*Task objective:*
Copy every line of the following data that includes the string "dimension".

*Available data:*
= = = = = = =

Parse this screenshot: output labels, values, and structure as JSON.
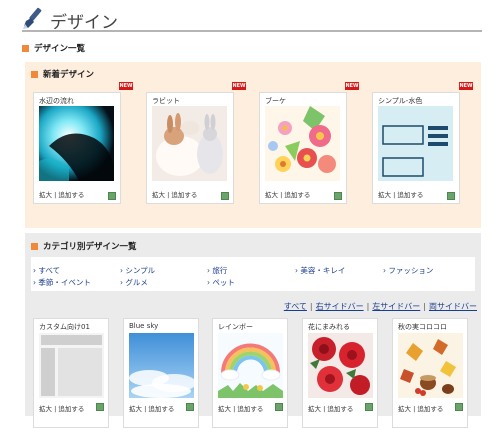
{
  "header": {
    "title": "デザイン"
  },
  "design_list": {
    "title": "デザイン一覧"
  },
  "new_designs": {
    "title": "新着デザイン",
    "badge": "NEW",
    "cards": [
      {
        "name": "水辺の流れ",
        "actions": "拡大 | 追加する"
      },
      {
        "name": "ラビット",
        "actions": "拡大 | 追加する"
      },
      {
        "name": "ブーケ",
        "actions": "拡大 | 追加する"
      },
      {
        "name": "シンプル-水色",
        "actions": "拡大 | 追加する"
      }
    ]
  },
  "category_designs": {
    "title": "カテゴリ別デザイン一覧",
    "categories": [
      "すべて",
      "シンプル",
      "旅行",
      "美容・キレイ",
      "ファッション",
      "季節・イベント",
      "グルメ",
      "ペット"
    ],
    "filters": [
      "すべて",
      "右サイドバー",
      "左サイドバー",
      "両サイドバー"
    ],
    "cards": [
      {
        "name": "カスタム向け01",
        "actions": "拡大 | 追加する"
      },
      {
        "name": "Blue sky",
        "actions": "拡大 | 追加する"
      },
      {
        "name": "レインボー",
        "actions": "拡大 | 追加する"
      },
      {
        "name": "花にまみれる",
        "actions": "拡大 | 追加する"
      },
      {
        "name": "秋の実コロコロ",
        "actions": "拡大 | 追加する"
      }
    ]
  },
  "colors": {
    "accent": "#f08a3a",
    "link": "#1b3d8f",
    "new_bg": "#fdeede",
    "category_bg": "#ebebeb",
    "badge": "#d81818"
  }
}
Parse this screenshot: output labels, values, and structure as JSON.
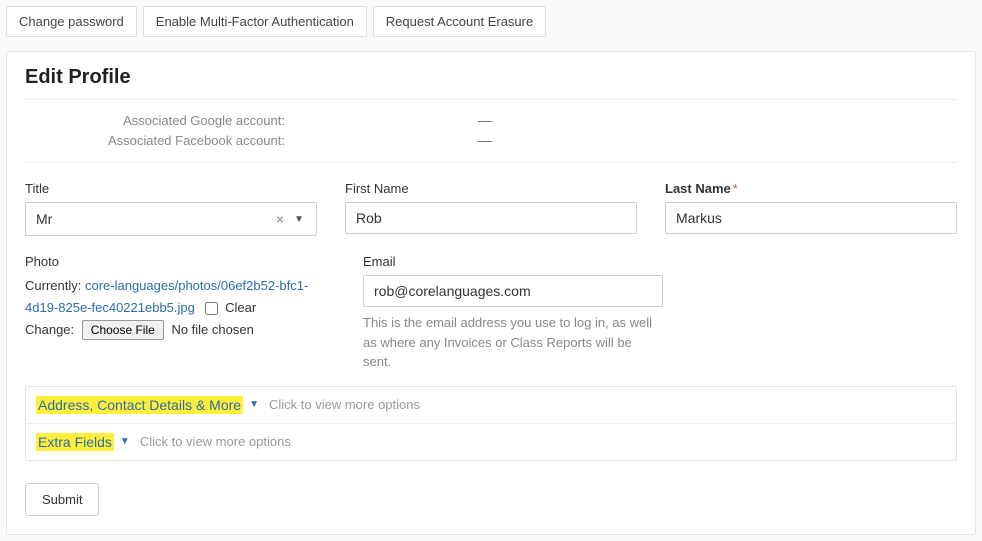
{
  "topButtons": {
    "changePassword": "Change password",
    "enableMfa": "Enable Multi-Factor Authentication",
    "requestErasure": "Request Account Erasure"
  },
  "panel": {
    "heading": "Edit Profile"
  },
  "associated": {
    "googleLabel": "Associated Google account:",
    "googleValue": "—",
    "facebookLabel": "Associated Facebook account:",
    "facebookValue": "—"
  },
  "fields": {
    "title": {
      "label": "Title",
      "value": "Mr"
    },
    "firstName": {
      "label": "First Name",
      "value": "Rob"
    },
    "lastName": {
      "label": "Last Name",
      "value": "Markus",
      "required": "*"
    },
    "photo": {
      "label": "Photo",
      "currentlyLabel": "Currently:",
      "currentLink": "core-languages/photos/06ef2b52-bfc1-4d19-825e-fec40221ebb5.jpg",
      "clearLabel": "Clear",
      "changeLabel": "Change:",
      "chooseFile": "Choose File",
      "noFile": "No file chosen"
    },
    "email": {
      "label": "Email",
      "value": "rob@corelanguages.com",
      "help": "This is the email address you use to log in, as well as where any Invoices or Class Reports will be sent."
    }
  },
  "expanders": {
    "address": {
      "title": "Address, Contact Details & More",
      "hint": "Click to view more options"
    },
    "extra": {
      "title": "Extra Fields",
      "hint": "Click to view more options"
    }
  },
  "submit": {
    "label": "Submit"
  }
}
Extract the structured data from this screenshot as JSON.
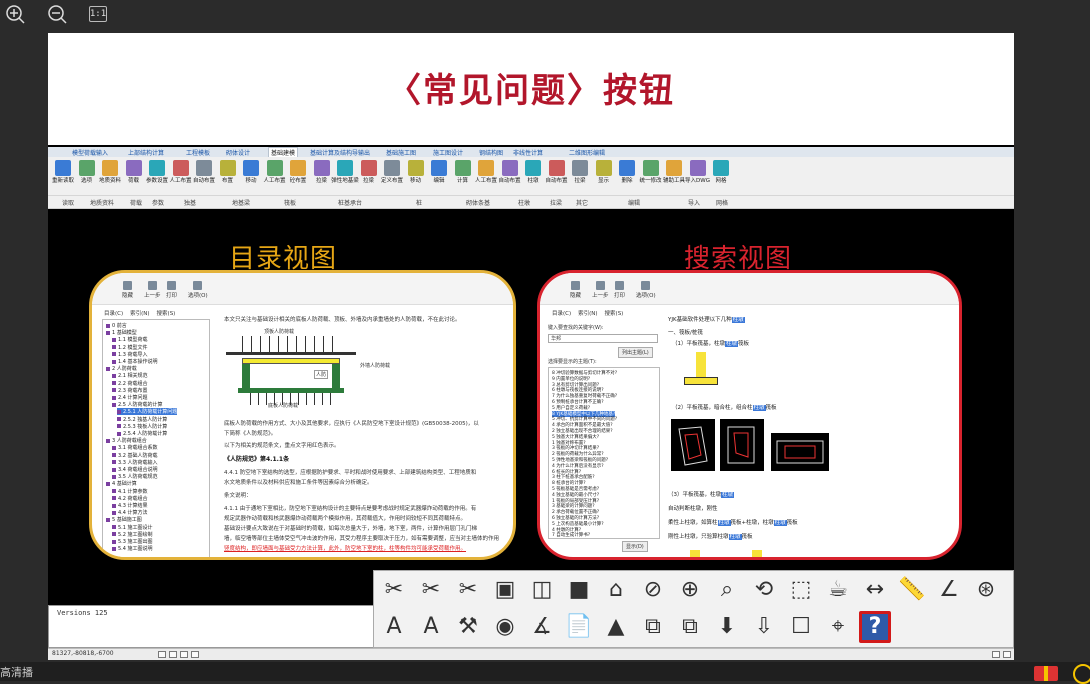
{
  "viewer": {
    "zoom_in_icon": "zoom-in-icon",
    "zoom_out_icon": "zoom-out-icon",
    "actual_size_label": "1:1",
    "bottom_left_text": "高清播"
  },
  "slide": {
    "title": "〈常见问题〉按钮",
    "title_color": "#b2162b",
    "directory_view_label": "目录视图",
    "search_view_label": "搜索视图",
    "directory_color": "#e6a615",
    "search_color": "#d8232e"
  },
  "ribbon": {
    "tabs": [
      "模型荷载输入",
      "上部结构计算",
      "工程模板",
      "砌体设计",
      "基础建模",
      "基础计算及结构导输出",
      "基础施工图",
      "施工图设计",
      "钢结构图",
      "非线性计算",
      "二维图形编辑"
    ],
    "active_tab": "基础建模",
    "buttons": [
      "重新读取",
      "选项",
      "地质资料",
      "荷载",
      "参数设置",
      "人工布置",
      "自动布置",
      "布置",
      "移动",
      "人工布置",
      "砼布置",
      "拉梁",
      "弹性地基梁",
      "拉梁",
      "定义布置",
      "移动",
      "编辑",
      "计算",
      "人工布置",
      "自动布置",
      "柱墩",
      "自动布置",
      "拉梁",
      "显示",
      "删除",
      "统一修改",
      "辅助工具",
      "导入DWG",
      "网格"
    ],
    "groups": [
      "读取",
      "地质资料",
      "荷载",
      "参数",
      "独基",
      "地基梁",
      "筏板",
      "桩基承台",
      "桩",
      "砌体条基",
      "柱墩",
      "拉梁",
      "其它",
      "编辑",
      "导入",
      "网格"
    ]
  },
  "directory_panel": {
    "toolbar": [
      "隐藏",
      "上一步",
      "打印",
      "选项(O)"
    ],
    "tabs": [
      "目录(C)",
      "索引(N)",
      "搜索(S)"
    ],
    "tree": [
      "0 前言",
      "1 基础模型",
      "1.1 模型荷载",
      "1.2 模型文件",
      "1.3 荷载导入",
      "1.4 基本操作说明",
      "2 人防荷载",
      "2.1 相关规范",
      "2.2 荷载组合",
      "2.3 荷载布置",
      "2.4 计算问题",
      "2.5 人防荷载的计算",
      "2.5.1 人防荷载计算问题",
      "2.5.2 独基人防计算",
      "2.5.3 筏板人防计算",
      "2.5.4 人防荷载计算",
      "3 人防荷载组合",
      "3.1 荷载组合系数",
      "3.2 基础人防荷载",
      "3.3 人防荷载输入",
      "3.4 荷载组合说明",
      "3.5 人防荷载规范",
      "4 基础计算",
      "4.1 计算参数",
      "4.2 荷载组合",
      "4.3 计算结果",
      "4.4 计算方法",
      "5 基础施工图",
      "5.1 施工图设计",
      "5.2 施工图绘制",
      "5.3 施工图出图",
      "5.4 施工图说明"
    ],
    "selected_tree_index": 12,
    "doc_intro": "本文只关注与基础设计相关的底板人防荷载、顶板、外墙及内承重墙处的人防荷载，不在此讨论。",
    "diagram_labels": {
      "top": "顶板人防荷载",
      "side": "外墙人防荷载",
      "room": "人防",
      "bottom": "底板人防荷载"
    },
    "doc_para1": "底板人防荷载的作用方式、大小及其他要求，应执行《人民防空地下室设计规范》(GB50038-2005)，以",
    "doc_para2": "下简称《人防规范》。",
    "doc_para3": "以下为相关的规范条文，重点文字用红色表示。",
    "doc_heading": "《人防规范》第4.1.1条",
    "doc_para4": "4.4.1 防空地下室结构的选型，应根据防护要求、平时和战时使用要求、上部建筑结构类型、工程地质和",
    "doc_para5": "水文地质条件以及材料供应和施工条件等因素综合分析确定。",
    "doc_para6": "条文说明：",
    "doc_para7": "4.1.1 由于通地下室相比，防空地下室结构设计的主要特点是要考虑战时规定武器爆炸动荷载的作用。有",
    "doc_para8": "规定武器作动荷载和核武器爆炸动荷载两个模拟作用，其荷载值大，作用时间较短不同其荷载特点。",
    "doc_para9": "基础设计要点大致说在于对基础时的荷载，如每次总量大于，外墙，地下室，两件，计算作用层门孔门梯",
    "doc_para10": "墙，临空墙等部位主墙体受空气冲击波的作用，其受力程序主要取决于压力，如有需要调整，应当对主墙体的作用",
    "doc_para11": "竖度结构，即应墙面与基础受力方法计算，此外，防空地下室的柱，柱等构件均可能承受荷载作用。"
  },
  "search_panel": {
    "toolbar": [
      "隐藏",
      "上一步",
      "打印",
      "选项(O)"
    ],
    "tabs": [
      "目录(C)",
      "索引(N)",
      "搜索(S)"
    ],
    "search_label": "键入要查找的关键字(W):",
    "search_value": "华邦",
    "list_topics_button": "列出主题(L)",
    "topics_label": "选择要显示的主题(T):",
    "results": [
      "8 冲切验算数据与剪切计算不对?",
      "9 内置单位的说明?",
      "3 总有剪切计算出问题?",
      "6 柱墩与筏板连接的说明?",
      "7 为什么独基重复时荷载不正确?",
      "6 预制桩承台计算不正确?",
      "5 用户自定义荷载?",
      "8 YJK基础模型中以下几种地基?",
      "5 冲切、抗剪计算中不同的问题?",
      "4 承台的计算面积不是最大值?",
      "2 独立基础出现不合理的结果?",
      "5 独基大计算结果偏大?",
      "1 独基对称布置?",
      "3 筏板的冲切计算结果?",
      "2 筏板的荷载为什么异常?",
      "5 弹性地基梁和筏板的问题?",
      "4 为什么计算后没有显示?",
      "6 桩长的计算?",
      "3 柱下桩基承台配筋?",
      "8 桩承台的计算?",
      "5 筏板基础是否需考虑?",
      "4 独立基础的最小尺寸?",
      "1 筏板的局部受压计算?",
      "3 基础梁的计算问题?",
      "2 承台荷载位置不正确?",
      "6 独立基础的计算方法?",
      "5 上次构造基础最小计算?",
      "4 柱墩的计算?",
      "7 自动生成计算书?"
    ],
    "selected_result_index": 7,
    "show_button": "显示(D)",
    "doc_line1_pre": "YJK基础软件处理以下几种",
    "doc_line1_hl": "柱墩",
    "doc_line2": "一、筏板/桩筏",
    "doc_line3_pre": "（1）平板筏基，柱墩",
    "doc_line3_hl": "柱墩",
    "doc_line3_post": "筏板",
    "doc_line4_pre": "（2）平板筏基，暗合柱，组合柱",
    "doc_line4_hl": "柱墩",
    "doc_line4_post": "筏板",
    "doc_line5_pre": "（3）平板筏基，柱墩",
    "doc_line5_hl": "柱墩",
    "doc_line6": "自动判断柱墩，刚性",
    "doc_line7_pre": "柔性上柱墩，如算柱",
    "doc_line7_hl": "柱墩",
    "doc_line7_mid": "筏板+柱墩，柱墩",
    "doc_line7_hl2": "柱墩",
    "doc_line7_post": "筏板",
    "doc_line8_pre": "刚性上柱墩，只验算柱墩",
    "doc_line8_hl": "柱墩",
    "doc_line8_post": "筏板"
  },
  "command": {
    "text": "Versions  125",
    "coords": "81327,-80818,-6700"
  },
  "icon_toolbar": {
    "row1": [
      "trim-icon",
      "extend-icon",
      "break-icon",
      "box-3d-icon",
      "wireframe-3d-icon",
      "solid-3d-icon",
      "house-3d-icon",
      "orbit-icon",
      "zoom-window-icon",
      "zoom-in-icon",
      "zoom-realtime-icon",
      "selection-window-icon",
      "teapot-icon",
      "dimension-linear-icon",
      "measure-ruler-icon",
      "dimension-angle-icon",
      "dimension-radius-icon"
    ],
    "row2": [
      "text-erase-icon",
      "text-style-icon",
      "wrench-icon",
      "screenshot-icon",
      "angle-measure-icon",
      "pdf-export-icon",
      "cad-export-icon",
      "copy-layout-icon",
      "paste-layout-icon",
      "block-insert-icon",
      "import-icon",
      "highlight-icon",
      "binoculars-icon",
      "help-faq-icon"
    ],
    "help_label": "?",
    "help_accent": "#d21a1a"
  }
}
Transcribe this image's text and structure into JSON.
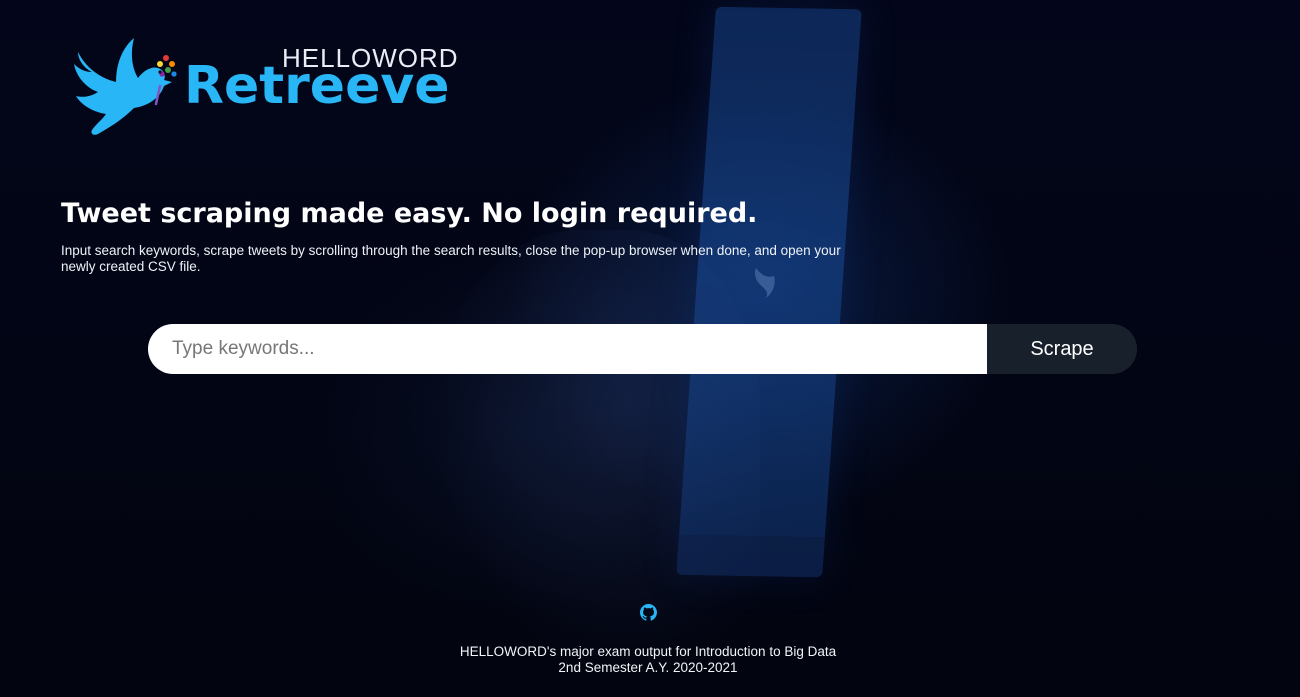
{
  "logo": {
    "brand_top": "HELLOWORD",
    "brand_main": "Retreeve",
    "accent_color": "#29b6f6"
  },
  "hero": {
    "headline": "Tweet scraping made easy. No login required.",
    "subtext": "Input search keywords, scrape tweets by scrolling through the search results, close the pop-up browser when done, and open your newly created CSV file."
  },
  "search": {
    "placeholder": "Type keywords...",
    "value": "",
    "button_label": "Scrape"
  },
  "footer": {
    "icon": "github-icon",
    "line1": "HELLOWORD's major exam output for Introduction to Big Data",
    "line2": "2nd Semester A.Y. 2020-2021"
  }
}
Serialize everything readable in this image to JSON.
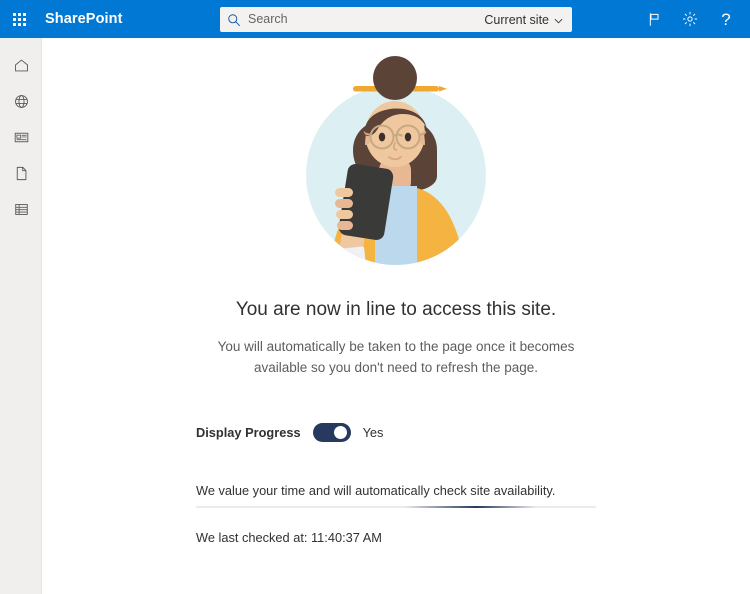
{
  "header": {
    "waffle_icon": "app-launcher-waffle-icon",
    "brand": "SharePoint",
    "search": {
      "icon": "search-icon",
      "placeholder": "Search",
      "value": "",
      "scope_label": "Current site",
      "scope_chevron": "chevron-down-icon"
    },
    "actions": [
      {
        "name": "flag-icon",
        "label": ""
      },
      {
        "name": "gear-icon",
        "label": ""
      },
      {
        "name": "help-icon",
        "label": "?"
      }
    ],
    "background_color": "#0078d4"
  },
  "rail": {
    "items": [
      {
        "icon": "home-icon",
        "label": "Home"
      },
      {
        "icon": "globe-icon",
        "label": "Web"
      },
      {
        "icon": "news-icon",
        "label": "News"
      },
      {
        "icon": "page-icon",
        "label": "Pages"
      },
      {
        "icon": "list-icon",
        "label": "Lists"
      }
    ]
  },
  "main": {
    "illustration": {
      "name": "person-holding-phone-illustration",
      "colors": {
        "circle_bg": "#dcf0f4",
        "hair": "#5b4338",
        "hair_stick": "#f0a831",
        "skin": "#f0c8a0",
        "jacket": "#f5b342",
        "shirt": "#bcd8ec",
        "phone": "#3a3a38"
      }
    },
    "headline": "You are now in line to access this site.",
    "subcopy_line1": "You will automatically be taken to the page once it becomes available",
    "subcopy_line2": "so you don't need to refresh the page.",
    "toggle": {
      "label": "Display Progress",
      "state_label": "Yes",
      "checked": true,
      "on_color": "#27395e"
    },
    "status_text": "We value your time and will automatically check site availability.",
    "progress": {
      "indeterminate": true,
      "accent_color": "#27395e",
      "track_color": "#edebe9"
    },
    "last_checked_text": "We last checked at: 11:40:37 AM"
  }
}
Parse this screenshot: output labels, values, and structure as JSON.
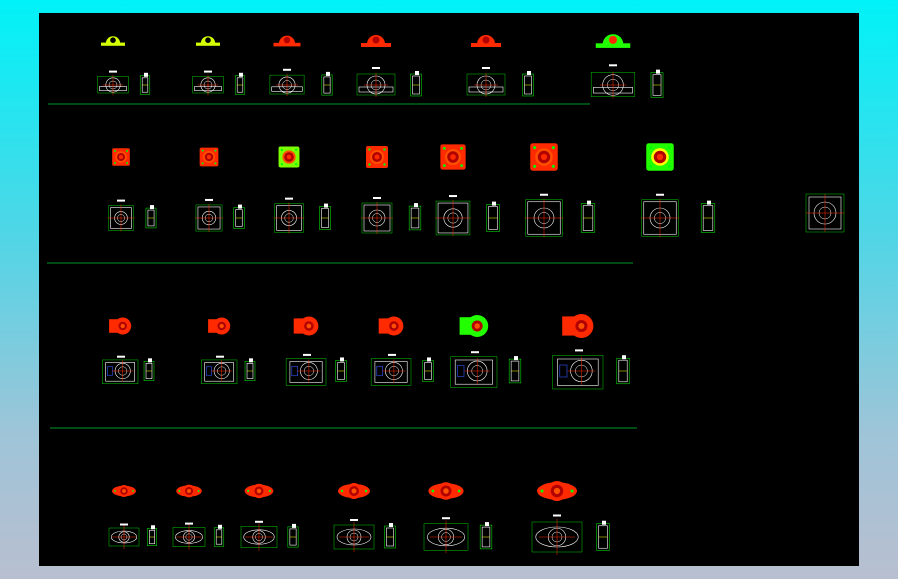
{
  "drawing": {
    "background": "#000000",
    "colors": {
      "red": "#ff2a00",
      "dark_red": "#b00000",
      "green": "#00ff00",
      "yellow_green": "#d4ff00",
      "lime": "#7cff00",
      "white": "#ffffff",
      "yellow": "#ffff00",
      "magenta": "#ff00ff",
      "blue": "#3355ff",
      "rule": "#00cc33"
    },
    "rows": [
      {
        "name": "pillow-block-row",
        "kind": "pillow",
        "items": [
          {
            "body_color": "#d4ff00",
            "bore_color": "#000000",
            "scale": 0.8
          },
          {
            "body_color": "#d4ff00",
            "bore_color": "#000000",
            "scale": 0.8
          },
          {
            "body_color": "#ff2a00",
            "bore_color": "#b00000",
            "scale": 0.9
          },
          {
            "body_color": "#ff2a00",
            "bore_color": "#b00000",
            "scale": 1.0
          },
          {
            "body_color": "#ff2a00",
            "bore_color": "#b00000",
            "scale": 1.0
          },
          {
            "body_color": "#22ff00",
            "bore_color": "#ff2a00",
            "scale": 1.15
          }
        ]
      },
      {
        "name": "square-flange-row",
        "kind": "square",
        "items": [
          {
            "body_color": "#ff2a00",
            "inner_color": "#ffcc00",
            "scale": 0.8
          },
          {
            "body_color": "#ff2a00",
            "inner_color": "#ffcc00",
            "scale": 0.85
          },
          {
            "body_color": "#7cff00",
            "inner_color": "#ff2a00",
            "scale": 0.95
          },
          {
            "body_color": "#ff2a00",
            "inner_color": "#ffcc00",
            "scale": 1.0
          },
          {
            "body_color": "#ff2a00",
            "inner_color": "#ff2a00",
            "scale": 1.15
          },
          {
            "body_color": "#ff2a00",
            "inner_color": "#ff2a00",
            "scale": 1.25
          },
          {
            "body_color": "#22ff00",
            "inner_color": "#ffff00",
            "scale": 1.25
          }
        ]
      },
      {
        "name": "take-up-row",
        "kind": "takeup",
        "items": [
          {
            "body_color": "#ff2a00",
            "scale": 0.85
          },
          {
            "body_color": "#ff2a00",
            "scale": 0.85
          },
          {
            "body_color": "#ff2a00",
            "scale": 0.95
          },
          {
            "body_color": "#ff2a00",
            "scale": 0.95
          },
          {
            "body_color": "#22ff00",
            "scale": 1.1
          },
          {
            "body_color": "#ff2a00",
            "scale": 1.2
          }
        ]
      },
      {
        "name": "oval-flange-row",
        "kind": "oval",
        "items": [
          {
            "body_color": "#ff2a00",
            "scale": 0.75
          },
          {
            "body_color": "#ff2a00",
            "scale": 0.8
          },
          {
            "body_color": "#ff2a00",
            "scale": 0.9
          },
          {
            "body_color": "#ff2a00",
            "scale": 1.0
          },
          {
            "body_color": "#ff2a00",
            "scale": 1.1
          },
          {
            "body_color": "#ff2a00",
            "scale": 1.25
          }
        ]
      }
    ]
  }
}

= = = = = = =

*Output of the task:*
      "dimension-linear-icon",
      "dimension-angle-icon",
      "dimension-radius-icon"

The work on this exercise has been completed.